I showed you guys how to make some home brew in a 15 min. video, this beer was an experimental approach to see if there was an observable difference in two identical beers; manipulated with two variables via hops and yeast. For two different beers made (an American Pale Ale and an English Pale Ale), the hops and yeast used were obtained from the two corresponding regions, as traditionally used in these regions.

The Recipe;

Both Ales:

-dried malt extract (2 lbs each)

-60L 2-row crystal grain (Barley) (10 oz each)

– Pale malt extract (3.3 lbs each)

– approx. 20 juniper berries and a sprig of juniper each

Manipulated variables:

English Pale Ale: 1 oz Target hops, 1 oz Kent Golding’s finisher hops, 1 packet of English ale yeast

American Pale Ale: 1 oz Centenniel hops, 1 oz Amarillo finisher hops, 1 packet American ale yeast

Yeasts make a profound influence on the taste of the beer and are derived from their environment, typically by leaving beer outside and awaiting for the microspores to land and colonize the sugary-solution, a direct influence of the environment. However, with modern technology, these yeasts are available all over the world now and have evolved very much with their short life-histories and fast reproduction/mutation rates. Thus , the English ale yeast of today is surely different from what it may have been 300 yrs. ago.

Hops have an even more profound influence on the taste of the beer. The alpha acid content is the source of this influence. The American hops, characteristic of the American Northwest, have a much higher alpha acid content than do the English, thus the American pale ale was one that was much more bitter, as opposed to the more mellow, aromatic flavor given by the English pale ale. Differences in oil and resin content also added to different flavors observed in the beer. The Amarillo hops of the American ale gave it a distinct citrus-grapefruit like flavor, while the finisher Kent Golding hops gave the English ale a mellow-citrus, more fruity kind of flavor.

CONCLUSION

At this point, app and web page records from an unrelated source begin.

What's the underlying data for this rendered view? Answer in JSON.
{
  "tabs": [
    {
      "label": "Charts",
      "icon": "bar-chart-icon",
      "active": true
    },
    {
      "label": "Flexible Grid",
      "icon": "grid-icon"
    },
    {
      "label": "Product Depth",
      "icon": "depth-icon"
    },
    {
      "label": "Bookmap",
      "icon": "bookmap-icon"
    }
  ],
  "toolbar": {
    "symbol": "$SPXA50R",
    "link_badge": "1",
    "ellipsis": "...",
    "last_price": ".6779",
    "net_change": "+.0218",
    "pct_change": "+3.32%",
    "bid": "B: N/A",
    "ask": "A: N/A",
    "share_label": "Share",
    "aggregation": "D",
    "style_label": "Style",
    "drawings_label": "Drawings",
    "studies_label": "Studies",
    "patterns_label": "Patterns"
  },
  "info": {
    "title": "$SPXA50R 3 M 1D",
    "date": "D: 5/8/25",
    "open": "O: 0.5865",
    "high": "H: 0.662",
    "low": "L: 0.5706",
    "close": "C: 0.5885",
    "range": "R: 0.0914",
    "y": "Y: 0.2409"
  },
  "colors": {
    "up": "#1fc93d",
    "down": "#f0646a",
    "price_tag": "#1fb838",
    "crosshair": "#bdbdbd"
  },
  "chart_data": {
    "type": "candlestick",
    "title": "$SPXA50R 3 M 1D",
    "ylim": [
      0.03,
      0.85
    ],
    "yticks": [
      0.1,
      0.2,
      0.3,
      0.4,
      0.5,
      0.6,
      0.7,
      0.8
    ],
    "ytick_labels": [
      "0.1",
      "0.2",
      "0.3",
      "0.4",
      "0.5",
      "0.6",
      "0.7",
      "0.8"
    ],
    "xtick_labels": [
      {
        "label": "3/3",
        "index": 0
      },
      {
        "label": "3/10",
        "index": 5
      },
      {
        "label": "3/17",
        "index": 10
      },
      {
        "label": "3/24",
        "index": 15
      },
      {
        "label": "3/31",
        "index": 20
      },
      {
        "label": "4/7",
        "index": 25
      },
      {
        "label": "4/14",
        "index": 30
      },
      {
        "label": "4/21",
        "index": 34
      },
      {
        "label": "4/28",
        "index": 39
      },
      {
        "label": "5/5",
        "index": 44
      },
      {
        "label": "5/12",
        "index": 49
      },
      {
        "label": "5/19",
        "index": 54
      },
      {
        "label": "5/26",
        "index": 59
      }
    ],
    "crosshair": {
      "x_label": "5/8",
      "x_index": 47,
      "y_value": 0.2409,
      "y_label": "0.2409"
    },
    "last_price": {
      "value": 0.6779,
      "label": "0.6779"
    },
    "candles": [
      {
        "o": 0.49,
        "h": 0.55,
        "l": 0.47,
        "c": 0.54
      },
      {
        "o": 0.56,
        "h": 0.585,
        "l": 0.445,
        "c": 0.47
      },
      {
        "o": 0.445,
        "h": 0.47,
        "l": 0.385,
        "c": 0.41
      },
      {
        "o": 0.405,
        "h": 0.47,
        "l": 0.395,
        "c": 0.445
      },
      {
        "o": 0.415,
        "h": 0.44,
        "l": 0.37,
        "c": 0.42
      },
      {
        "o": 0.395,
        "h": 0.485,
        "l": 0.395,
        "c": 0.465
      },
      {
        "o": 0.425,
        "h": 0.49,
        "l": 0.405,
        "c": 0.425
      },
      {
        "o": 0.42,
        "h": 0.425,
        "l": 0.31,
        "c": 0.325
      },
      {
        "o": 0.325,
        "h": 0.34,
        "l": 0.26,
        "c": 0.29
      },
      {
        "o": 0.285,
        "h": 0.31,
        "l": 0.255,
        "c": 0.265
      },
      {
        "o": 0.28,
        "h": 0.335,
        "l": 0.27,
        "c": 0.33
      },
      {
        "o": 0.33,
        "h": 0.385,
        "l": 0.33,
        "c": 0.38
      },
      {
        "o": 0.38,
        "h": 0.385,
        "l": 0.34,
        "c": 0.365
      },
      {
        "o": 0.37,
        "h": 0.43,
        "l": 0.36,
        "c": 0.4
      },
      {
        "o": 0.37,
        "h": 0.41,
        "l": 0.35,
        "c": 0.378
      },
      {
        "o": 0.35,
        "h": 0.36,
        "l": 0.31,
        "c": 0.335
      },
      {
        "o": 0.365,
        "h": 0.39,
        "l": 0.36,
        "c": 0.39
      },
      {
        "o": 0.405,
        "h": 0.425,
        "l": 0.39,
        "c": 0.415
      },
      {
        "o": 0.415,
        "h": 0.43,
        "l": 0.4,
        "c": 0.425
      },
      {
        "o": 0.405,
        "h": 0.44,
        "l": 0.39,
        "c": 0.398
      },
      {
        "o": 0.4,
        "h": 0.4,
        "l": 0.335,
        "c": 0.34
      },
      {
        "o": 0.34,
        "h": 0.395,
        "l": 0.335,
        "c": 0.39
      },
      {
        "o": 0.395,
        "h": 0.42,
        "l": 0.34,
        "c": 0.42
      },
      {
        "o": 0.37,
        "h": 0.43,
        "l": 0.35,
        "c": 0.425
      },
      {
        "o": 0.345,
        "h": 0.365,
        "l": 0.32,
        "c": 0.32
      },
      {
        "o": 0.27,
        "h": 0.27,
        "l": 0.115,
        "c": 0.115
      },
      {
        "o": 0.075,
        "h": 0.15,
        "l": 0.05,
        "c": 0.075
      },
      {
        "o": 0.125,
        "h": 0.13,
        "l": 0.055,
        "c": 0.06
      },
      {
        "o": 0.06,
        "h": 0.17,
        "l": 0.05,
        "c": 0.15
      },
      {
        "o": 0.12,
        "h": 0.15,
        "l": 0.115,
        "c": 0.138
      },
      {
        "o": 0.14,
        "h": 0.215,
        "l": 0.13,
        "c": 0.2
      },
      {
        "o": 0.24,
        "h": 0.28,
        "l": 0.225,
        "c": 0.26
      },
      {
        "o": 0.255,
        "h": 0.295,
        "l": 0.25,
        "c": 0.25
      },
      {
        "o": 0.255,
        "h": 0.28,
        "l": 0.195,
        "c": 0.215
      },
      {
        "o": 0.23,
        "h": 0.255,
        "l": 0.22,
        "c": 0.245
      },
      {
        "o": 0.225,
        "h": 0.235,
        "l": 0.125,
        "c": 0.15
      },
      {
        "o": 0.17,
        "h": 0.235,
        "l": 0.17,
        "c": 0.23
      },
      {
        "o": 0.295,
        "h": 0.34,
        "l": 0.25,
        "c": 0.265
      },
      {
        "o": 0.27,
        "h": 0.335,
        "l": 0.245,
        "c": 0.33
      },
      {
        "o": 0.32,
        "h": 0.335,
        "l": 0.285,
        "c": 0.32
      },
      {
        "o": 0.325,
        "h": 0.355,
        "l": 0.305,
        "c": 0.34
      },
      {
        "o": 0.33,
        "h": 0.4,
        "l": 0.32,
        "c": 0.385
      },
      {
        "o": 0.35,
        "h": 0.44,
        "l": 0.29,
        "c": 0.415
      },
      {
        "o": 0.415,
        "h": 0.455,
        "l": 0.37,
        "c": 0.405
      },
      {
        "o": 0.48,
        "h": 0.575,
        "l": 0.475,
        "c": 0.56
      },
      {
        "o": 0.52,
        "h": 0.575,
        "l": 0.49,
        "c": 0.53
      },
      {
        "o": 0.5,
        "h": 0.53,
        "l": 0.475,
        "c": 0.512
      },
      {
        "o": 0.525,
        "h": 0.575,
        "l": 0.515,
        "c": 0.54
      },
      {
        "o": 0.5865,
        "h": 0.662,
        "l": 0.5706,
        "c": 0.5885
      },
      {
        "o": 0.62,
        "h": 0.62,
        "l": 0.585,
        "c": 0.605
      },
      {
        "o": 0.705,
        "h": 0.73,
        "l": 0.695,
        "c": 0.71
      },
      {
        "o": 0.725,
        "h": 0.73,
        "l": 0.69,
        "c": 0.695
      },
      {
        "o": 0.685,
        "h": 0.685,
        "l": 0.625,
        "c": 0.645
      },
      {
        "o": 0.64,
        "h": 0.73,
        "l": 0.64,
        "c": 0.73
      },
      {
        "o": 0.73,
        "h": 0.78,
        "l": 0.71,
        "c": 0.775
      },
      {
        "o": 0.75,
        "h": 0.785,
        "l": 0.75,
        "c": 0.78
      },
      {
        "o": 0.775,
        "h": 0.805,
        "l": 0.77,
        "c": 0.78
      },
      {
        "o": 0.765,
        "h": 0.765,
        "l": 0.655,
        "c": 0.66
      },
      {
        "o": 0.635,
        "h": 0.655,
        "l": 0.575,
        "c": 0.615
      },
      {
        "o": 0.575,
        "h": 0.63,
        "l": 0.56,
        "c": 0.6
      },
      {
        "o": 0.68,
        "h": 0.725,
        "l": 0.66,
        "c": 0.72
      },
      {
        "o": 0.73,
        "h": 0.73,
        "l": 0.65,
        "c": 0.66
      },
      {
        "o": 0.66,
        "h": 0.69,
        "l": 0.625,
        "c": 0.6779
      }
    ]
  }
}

Surely at some point in time, these hops and yeasts were direct products of their regional climates and soil compositions, however, the main point of this project was to stress that there is no ‘original’ environment in modern day. In order to create a beer that is a product of its environment would require extraordinary means, by which, one would literally have to seclude their self in the wilderness and be able to successfully grow their own ingredients and derive their own yeast. Even in such a scenario, the product would likely be undesirable and surely not your typical brew. Our environments are constantly changing, and so are the products that are derived from them. Like the evolution of people, habitats, and ecosystems, such products like beer, most certainly follow. In modern day, barley grains are grown in monocultures of hybrid/genetically modified variants, hops are hybridized/genetically modified and grown under climate controlled systems with fertilizers and supplements that do not mimic regional soils, yeasts are maintained and controlled in laboratory cultures, and beer in general is a result of mass transportation and a melting pot of cultures.

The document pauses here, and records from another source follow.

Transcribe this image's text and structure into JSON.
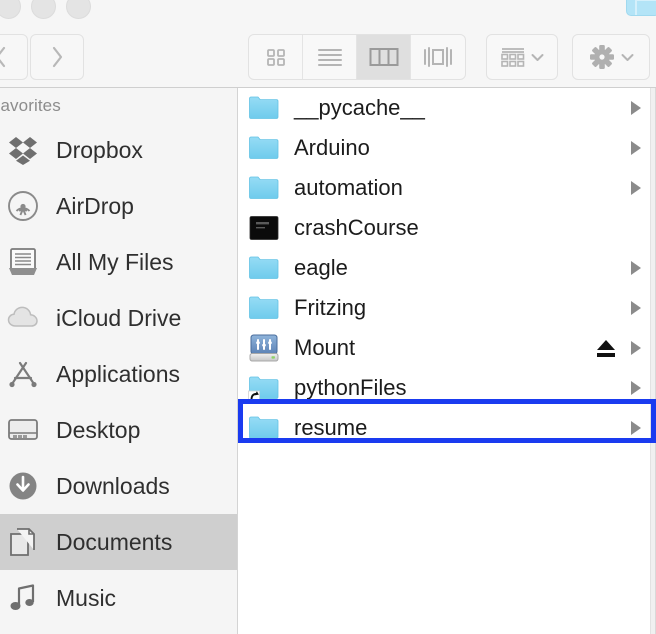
{
  "window": {
    "traffic_lights": [
      "close",
      "minimize",
      "zoom"
    ],
    "corner_highlight": "highlighted-control"
  },
  "toolbar": {
    "back_label": "Back",
    "forward_label": "Forward",
    "view_modes": [
      {
        "id": "icon",
        "label": "Icon View",
        "icon": "icon-view-icon",
        "active": false
      },
      {
        "id": "list",
        "label": "List View",
        "icon": "list-view-icon",
        "active": false
      },
      {
        "id": "column",
        "label": "Column View",
        "icon": "column-view-icon",
        "active": true
      },
      {
        "id": "coverflow",
        "label": "Cover Flow View",
        "icon": "coverflow-view-icon",
        "active": false
      }
    ],
    "arrange_label": "Arrange By",
    "arrange_icon": "arrange-grid-icon",
    "action_label": "Action",
    "action_icon": "gear-icon",
    "dropdown_icon": "chevron-down-icon"
  },
  "sidebar": {
    "header": "Favorites",
    "items": [
      {
        "label": "Dropbox",
        "icon": "dropbox-icon",
        "selected": false
      },
      {
        "label": "AirDrop",
        "icon": "airdrop-icon",
        "selected": false
      },
      {
        "label": "All My Files",
        "icon": "all-my-files-icon",
        "selected": false
      },
      {
        "label": "iCloud Drive",
        "icon": "icloud-icon",
        "selected": false
      },
      {
        "label": "Applications",
        "icon": "applications-icon",
        "selected": false
      },
      {
        "label": "Desktop",
        "icon": "desktop-icon",
        "selected": false
      },
      {
        "label": "Downloads",
        "icon": "downloads-icon",
        "selected": false
      },
      {
        "label": "Documents",
        "icon": "documents-icon",
        "selected": true
      },
      {
        "label": "Music",
        "icon": "music-icon",
        "selected": false
      }
    ]
  },
  "file_column": {
    "rows": [
      {
        "name": "__pycache__",
        "icon": "folder-icon",
        "has_chevron": true,
        "eject": false,
        "alias": false,
        "annotated": false
      },
      {
        "name": "Arduino",
        "icon": "folder-icon",
        "has_chevron": true,
        "eject": false,
        "alias": false,
        "annotated": false
      },
      {
        "name": "automation",
        "icon": "folder-icon",
        "has_chevron": true,
        "eject": false,
        "alias": false,
        "annotated": false
      },
      {
        "name": "crashCourse",
        "icon": "terminal-file-icon",
        "has_chevron": false,
        "eject": false,
        "alias": false,
        "annotated": false
      },
      {
        "name": "eagle",
        "icon": "folder-icon",
        "has_chevron": true,
        "eject": false,
        "alias": false,
        "annotated": false
      },
      {
        "name": "Fritzing",
        "icon": "folder-icon",
        "has_chevron": true,
        "eject": false,
        "alias": false,
        "annotated": false
      },
      {
        "name": "Mount",
        "icon": "network-drive-icon",
        "has_chevron": true,
        "eject": true,
        "alias": false,
        "annotated": true
      },
      {
        "name": "pythonFiles",
        "icon": "folder-alias-icon",
        "has_chevron": true,
        "eject": false,
        "alias": true,
        "annotated": false
      },
      {
        "name": "resume",
        "icon": "folder-icon",
        "has_chevron": true,
        "eject": false,
        "alias": false,
        "annotated": false
      }
    ],
    "eject_icon": "eject-icon",
    "chevron_icon": "chevron-right-icon"
  },
  "colors": {
    "folder_blue": "#7FD3F0",
    "annotation_blue": "#1A3BF0",
    "sidebar_bg": "#F5F5F5",
    "selected_row": "#CFCFCF",
    "toolbar_bg": "#F6F6F6"
  }
}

Matthew’s Digital Course Portfolio and Project Report

December 14, 2009

Links to Blog Postings

Reading Notes:

Current Events:

Project Postings (Porches)

Final Project Report (link to PDF file), presentation on 11/18; final report submitted 12/14/2009


Becca’s Digital Course Portfolio and Project Report

December 13, 2009

COURSE PORTFOLIO

Notes On Readings:

The meadowlands

Desert Solitaire

Red

Nature #1

Nature  #2

Unsealing of America

Breakfast of Biodiversity

Lawn People

Current events:

Hello My Name is Becca Kelly…

The Mound and Atomic Energy

It’s Blowing in the Wind My Friends

Trail Riding

80% Organic Cheddar Bunnies

Eco- Bunnies

Lawn, How Do I Love Thee? Let Me Count the Ways…

Corse Project:

Project #1

Conservation Education at ECC

PROJECT REPORT

Becca’s Final